Exercise instructions. The count of lines below that include the string "base" is the whole answer.

-- Extracted entries follows --

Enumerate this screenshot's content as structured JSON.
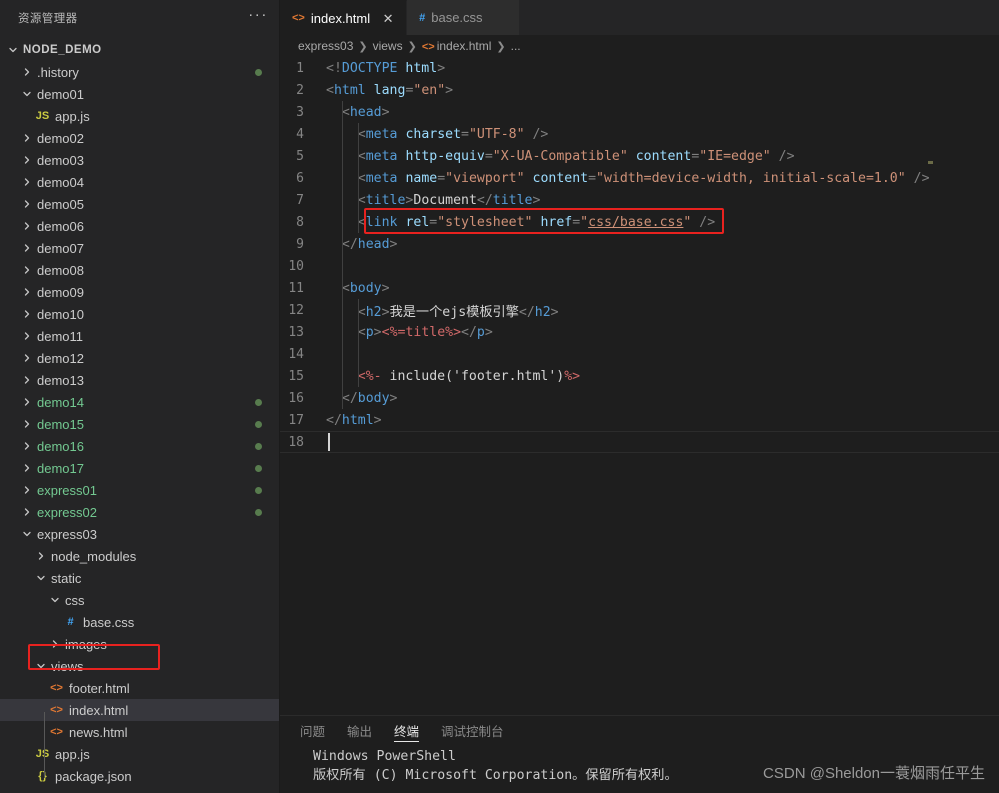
{
  "sidebar": {
    "title": "资源管理器",
    "more_label": "···",
    "root": {
      "label": "NODE_DEMO",
      "expanded": true
    },
    "items": [
      {
        "label": ".history",
        "type": "folder",
        "depth": 1,
        "expanded": false,
        "modified": true,
        "color": "normal"
      },
      {
        "label": "demo01",
        "type": "folder",
        "depth": 1,
        "expanded": true,
        "modified": false,
        "color": "normal"
      },
      {
        "label": "app.js",
        "type": "js",
        "depth": 2,
        "modified": false,
        "color": "normal"
      },
      {
        "label": "demo02",
        "type": "folder",
        "depth": 1,
        "expanded": false,
        "modified": false,
        "color": "normal"
      },
      {
        "label": "demo03",
        "type": "folder",
        "depth": 1,
        "expanded": false,
        "modified": false,
        "color": "normal"
      },
      {
        "label": "demo04",
        "type": "folder",
        "depth": 1,
        "expanded": false,
        "modified": false,
        "color": "normal"
      },
      {
        "label": "demo05",
        "type": "folder",
        "depth": 1,
        "expanded": false,
        "modified": false,
        "color": "normal"
      },
      {
        "label": "demo06",
        "type": "folder",
        "depth": 1,
        "expanded": false,
        "modified": false,
        "color": "normal"
      },
      {
        "label": "demo07",
        "type": "folder",
        "depth": 1,
        "expanded": false,
        "modified": false,
        "color": "normal"
      },
      {
        "label": "demo08",
        "type": "folder",
        "depth": 1,
        "expanded": false,
        "modified": false,
        "color": "normal"
      },
      {
        "label": "demo09",
        "type": "folder",
        "depth": 1,
        "expanded": false,
        "modified": false,
        "color": "normal"
      },
      {
        "label": "demo10",
        "type": "folder",
        "depth": 1,
        "expanded": false,
        "modified": false,
        "color": "normal"
      },
      {
        "label": "demo11",
        "type": "folder",
        "depth": 1,
        "expanded": false,
        "modified": false,
        "color": "normal"
      },
      {
        "label": "demo12",
        "type": "folder",
        "depth": 1,
        "expanded": false,
        "modified": false,
        "color": "normal"
      },
      {
        "label": "demo13",
        "type": "folder",
        "depth": 1,
        "expanded": false,
        "modified": false,
        "color": "normal"
      },
      {
        "label": "demo14",
        "type": "folder",
        "depth": 1,
        "expanded": false,
        "modified": true,
        "color": "green"
      },
      {
        "label": "demo15",
        "type": "folder",
        "depth": 1,
        "expanded": false,
        "modified": true,
        "color": "green"
      },
      {
        "label": "demo16",
        "type": "folder",
        "depth": 1,
        "expanded": false,
        "modified": true,
        "color": "green"
      },
      {
        "label": "demo17",
        "type": "folder",
        "depth": 1,
        "expanded": false,
        "modified": true,
        "color": "green"
      },
      {
        "label": "express01",
        "type": "folder",
        "depth": 1,
        "expanded": false,
        "modified": true,
        "color": "green"
      },
      {
        "label": "express02",
        "type": "folder",
        "depth": 1,
        "expanded": false,
        "modified": true,
        "color": "green"
      },
      {
        "label": "express03",
        "type": "folder",
        "depth": 1,
        "expanded": true,
        "modified": false,
        "color": "normal"
      },
      {
        "label": "node_modules",
        "type": "folder",
        "depth": 2,
        "expanded": false,
        "modified": false,
        "color": "normal"
      },
      {
        "label": "static",
        "type": "folder",
        "depth": 2,
        "expanded": true,
        "modified": false,
        "color": "normal"
      },
      {
        "label": "css",
        "type": "folder",
        "depth": 3,
        "expanded": true,
        "modified": false,
        "color": "normal"
      },
      {
        "label": "base.css",
        "type": "css",
        "depth": 4,
        "modified": false,
        "color": "normal",
        "highlight": true
      },
      {
        "label": "images",
        "type": "folder",
        "depth": 3,
        "expanded": false,
        "modified": false,
        "color": "normal"
      },
      {
        "label": "views",
        "type": "folder",
        "depth": 2,
        "expanded": true,
        "modified": false,
        "color": "normal"
      },
      {
        "label": "footer.html",
        "type": "html",
        "depth": 3,
        "modified": false,
        "color": "normal"
      },
      {
        "label": "index.html",
        "type": "html",
        "depth": 3,
        "modified": false,
        "color": "normal",
        "selected": true
      },
      {
        "label": "news.html",
        "type": "html",
        "depth": 3,
        "modified": false,
        "color": "normal"
      },
      {
        "label": "app.js",
        "type": "js",
        "depth": 2,
        "modified": false,
        "color": "normal"
      },
      {
        "label": "package.json",
        "type": "json",
        "depth": 2,
        "modified": false,
        "color": "normal"
      }
    ]
  },
  "tabs": [
    {
      "label": "index.html",
      "icon": "html-icon",
      "glyph": "<>",
      "active": true,
      "closable": true,
      "close_glyph": "✕"
    },
    {
      "label": "base.css",
      "icon": "css-icon",
      "glyph": "#",
      "active": false,
      "closable": false,
      "close_glyph": ""
    }
  ],
  "breadcrumb": {
    "parts": [
      "express03",
      "views",
      "index.html",
      "..."
    ],
    "separator": "❯",
    "file_glyph": "<>"
  },
  "editor": {
    "file": "index.html",
    "cursor_line": 18,
    "highlight_line": 8,
    "lines": [
      {
        "n": 1,
        "tokens": [
          {
            "c": "t-brk",
            "t": "<!"
          },
          {
            "c": "t-doct",
            "t": "DOCTYPE"
          },
          {
            "c": "t-plain",
            "t": " "
          },
          {
            "c": "t-attr",
            "t": "html"
          },
          {
            "c": "t-brk",
            "t": ">"
          }
        ]
      },
      {
        "n": 2,
        "tokens": [
          {
            "c": "t-brk",
            "t": "<"
          },
          {
            "c": "t-tag",
            "t": "html"
          },
          {
            "c": "t-plain",
            "t": " "
          },
          {
            "c": "t-attr",
            "t": "lang"
          },
          {
            "c": "t-brk",
            "t": "="
          },
          {
            "c": "t-str",
            "t": "\"en\""
          },
          {
            "c": "t-brk",
            "t": ">"
          }
        ]
      },
      {
        "n": 3,
        "indent": 1,
        "tokens": [
          {
            "c": "t-brk",
            "t": "<"
          },
          {
            "c": "t-tag",
            "t": "head"
          },
          {
            "c": "t-brk",
            "t": ">"
          }
        ]
      },
      {
        "n": 4,
        "indent": 2,
        "tokens": [
          {
            "c": "t-brk",
            "t": "<"
          },
          {
            "c": "t-tag",
            "t": "meta"
          },
          {
            "c": "t-plain",
            "t": " "
          },
          {
            "c": "t-attr",
            "t": "charset"
          },
          {
            "c": "t-brk",
            "t": "="
          },
          {
            "c": "t-str",
            "t": "\"UTF-8\""
          },
          {
            "c": "t-brk",
            "t": " />"
          }
        ]
      },
      {
        "n": 5,
        "indent": 2,
        "tokens": [
          {
            "c": "t-brk",
            "t": "<"
          },
          {
            "c": "t-tag",
            "t": "meta"
          },
          {
            "c": "t-plain",
            "t": " "
          },
          {
            "c": "t-attr",
            "t": "http-equiv"
          },
          {
            "c": "t-brk",
            "t": "="
          },
          {
            "c": "t-str",
            "t": "\"X-UA-Compatible\""
          },
          {
            "c": "t-plain",
            "t": " "
          },
          {
            "c": "t-attr",
            "t": "content"
          },
          {
            "c": "t-brk",
            "t": "="
          },
          {
            "c": "t-str",
            "t": "\"IE=edge\""
          },
          {
            "c": "t-brk",
            "t": " />"
          }
        ]
      },
      {
        "n": 6,
        "indent": 2,
        "tokens": [
          {
            "c": "t-brk",
            "t": "<"
          },
          {
            "c": "t-tag",
            "t": "meta"
          },
          {
            "c": "t-plain",
            "t": " "
          },
          {
            "c": "t-attr",
            "t": "name"
          },
          {
            "c": "t-brk",
            "t": "="
          },
          {
            "c": "t-str",
            "t": "\"viewport\""
          },
          {
            "c": "t-plain",
            "t": " "
          },
          {
            "c": "t-attr",
            "t": "content"
          },
          {
            "c": "t-brk",
            "t": "="
          },
          {
            "c": "t-str",
            "t": "\"width=device-width, initial-scale=1.0\""
          },
          {
            "c": "t-brk",
            "t": " />"
          }
        ]
      },
      {
        "n": 7,
        "indent": 2,
        "tokens": [
          {
            "c": "t-brk",
            "t": "<"
          },
          {
            "c": "t-tag",
            "t": "title"
          },
          {
            "c": "t-brk",
            "t": ">"
          },
          {
            "c": "t-txt",
            "t": "Document"
          },
          {
            "c": "t-brk",
            "t": "</"
          },
          {
            "c": "t-tag",
            "t": "title"
          },
          {
            "c": "t-brk",
            "t": ">"
          }
        ]
      },
      {
        "n": 8,
        "indent": 2,
        "tokens": [
          {
            "c": "t-brk",
            "t": "<"
          },
          {
            "c": "t-tag",
            "t": "link"
          },
          {
            "c": "t-plain",
            "t": " "
          },
          {
            "c": "t-attr",
            "t": "rel"
          },
          {
            "c": "t-brk",
            "t": "="
          },
          {
            "c": "t-str",
            "t": "\"stylesheet\""
          },
          {
            "c": "t-plain",
            "t": " "
          },
          {
            "c": "t-attr",
            "t": "href"
          },
          {
            "c": "t-brk",
            "t": "="
          },
          {
            "c": "t-str",
            "t": "\""
          },
          {
            "c": "t-link",
            "t": "css/base.css"
          },
          {
            "c": "t-str",
            "t": "\""
          },
          {
            "c": "t-brk",
            "t": " />"
          }
        ]
      },
      {
        "n": 9,
        "indent": 1,
        "tokens": [
          {
            "c": "t-brk",
            "t": "</"
          },
          {
            "c": "t-tag",
            "t": "head"
          },
          {
            "c": "t-brk",
            "t": ">"
          }
        ]
      },
      {
        "n": 10,
        "indent": 1,
        "tokens": []
      },
      {
        "n": 11,
        "indent": 1,
        "tokens": [
          {
            "c": "t-brk",
            "t": "<"
          },
          {
            "c": "t-tag",
            "t": "body"
          },
          {
            "c": "t-brk",
            "t": ">"
          }
        ]
      },
      {
        "n": 12,
        "indent": 2,
        "tokens": [
          {
            "c": "t-brk",
            "t": "<"
          },
          {
            "c": "t-tag",
            "t": "h2"
          },
          {
            "c": "t-brk",
            "t": ">"
          },
          {
            "c": "t-txt",
            "t": "我是一个ejs模板引擎"
          },
          {
            "c": "t-brk",
            "t": "</"
          },
          {
            "c": "t-tag",
            "t": "h2"
          },
          {
            "c": "t-brk",
            "t": ">"
          }
        ]
      },
      {
        "n": 13,
        "indent": 2,
        "tokens": [
          {
            "c": "t-brk",
            "t": "<"
          },
          {
            "c": "t-tag",
            "t": "p"
          },
          {
            "c": "t-brk",
            "t": ">"
          },
          {
            "c": "t-ejs",
            "t": "<%=title%>"
          },
          {
            "c": "t-brk",
            "t": "</"
          },
          {
            "c": "t-tag",
            "t": "p"
          },
          {
            "c": "t-brk",
            "t": ">"
          }
        ]
      },
      {
        "n": 14,
        "indent": 2,
        "tokens": []
      },
      {
        "n": 15,
        "indent": 2,
        "tokens": [
          {
            "c": "t-ejs",
            "t": "<%-"
          },
          {
            "c": "t-txt",
            "t": " include('footer.html')"
          },
          {
            "c": "t-ejs",
            "t": "%>"
          }
        ]
      },
      {
        "n": 16,
        "indent": 1,
        "tokens": [
          {
            "c": "t-brk",
            "t": "</"
          },
          {
            "c": "t-tag",
            "t": "body"
          },
          {
            "c": "t-brk",
            "t": ">"
          }
        ]
      },
      {
        "n": 17,
        "tokens": [
          {
            "c": "t-brk",
            "t": "</"
          },
          {
            "c": "t-tag",
            "t": "html"
          },
          {
            "c": "t-brk",
            "t": ">"
          }
        ]
      },
      {
        "n": 18,
        "tokens": [],
        "current": true
      }
    ]
  },
  "panel": {
    "tabs": [
      {
        "label": "问题",
        "active": false
      },
      {
        "label": "输出",
        "active": false
      },
      {
        "label": "终端",
        "active": true
      },
      {
        "label": "调试控制台",
        "active": false
      }
    ],
    "terminal_lines": [
      "Windows PowerShell",
      "版权所有 (C) Microsoft Corporation。保留所有权利。"
    ]
  },
  "watermark": "CSDN @Sheldon一蓑烟雨任平生",
  "colors": {
    "sidebar_bg": "#252526",
    "editor_bg": "#1e1e1e",
    "tab_active_bg": "#1e1e1e",
    "tab_inactive_bg": "#2d2d2d",
    "selection_bg": "#37373d",
    "modified_green": "#73c991",
    "dot_green": "#587c4e",
    "highlight_red": "#e8221f",
    "html_icon": "#e37933",
    "css_icon": "#42a5f5",
    "js_icon": "#cbcb41"
  }
}
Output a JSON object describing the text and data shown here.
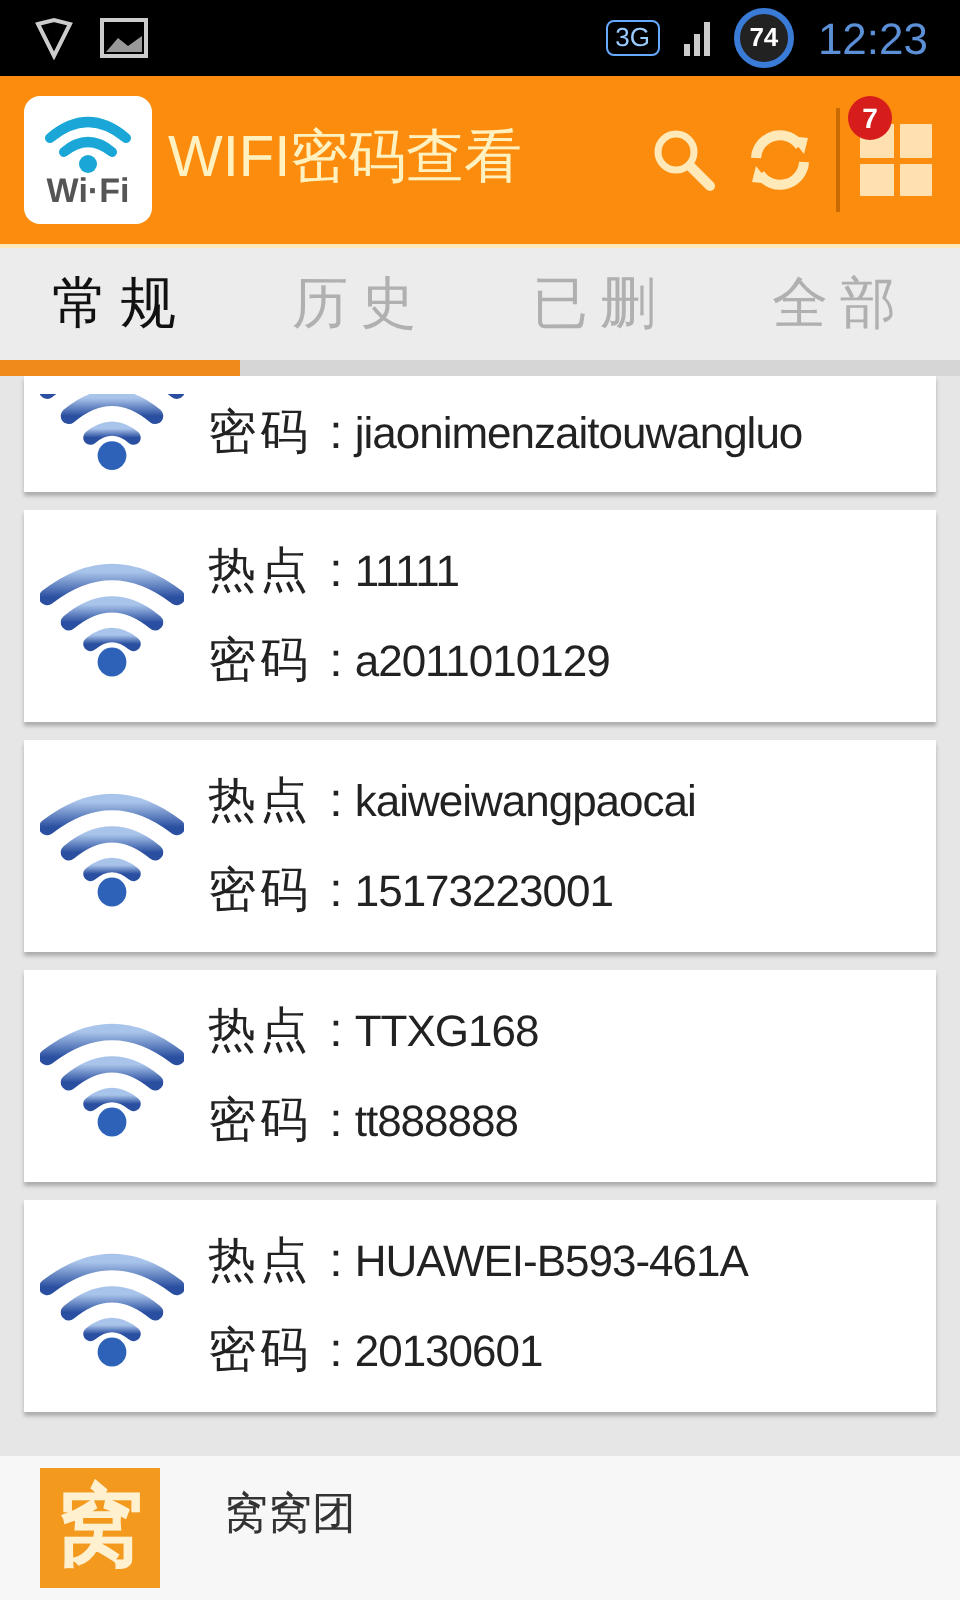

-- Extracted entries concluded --

Answer to this task. 3